▸ What is being asked
From the entries, filter out every line that lacks "Datumsfunktionen" and copy the rest.
Segment Start: Data to use
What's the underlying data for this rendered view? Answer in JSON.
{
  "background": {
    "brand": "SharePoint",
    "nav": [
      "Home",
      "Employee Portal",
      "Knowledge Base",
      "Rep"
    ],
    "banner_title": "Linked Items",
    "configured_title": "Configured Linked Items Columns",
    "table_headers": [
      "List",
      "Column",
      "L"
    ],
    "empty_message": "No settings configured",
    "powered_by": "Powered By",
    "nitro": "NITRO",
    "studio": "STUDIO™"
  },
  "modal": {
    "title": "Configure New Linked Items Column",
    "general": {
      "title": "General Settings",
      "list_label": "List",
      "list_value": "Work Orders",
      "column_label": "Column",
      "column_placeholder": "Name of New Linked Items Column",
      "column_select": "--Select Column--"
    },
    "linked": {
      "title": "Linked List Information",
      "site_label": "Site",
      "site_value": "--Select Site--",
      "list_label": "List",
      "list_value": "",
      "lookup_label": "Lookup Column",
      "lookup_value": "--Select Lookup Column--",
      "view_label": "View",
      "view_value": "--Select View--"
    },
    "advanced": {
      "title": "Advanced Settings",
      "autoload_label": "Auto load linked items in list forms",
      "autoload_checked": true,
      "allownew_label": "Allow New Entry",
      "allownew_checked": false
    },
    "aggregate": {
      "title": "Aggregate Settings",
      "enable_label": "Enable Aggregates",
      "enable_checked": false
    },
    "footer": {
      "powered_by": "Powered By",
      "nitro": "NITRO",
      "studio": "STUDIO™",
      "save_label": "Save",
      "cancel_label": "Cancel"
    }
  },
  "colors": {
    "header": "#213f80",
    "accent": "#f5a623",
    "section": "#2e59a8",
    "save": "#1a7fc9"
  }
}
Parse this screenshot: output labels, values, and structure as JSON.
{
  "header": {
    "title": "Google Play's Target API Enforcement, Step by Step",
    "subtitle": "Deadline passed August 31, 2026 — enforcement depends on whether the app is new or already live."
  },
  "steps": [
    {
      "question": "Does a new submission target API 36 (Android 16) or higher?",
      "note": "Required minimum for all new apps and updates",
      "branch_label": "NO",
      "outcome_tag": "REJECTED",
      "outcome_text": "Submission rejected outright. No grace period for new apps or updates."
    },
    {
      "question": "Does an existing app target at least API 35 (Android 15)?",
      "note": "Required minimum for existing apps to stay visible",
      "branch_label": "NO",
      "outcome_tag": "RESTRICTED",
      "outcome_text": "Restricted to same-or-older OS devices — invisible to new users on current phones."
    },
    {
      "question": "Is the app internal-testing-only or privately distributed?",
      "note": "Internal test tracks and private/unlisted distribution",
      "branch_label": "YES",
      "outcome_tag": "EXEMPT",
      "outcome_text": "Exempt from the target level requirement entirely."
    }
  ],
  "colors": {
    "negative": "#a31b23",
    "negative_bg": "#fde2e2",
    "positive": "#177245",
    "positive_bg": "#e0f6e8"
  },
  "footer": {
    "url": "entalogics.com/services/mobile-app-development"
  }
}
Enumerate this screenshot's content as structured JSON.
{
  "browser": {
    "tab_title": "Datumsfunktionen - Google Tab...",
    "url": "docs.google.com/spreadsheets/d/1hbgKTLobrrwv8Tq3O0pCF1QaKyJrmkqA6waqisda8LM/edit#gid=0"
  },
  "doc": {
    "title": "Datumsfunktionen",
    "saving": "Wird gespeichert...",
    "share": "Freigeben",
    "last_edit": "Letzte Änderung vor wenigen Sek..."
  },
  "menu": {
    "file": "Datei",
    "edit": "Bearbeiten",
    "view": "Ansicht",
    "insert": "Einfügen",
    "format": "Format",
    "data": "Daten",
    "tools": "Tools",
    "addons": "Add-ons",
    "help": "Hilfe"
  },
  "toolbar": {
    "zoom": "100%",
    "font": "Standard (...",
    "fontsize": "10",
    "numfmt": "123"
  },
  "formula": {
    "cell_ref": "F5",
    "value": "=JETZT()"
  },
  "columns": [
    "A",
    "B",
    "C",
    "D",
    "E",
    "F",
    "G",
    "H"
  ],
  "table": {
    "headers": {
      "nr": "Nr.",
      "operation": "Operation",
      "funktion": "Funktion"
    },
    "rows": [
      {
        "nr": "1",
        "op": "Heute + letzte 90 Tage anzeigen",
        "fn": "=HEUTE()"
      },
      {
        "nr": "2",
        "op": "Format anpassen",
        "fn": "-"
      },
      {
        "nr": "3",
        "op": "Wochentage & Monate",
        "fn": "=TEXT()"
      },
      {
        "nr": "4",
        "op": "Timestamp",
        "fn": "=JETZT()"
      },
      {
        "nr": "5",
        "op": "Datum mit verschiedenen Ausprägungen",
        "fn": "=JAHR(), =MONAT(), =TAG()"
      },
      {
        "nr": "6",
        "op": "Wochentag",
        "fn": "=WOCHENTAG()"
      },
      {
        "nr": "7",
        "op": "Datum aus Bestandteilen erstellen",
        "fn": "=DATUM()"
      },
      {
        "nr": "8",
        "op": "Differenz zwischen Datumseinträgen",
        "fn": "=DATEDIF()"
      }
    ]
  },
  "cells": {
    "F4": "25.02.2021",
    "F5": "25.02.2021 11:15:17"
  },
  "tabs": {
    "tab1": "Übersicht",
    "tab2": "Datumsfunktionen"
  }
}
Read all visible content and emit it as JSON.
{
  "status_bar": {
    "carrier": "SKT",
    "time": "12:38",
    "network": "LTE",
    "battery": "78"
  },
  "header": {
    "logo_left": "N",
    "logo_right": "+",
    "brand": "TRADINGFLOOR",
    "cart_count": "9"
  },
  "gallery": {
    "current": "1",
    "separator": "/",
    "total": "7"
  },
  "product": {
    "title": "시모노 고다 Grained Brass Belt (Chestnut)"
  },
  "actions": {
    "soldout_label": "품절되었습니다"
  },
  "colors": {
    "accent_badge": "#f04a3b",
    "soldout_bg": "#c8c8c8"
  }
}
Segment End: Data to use
▸ Answer for this exercise
    "tab_title": "Datumsfunktionen - Google Tab...",
    "title": "Datumsfunktionen",
    "tab2": "Datumsfunktionen"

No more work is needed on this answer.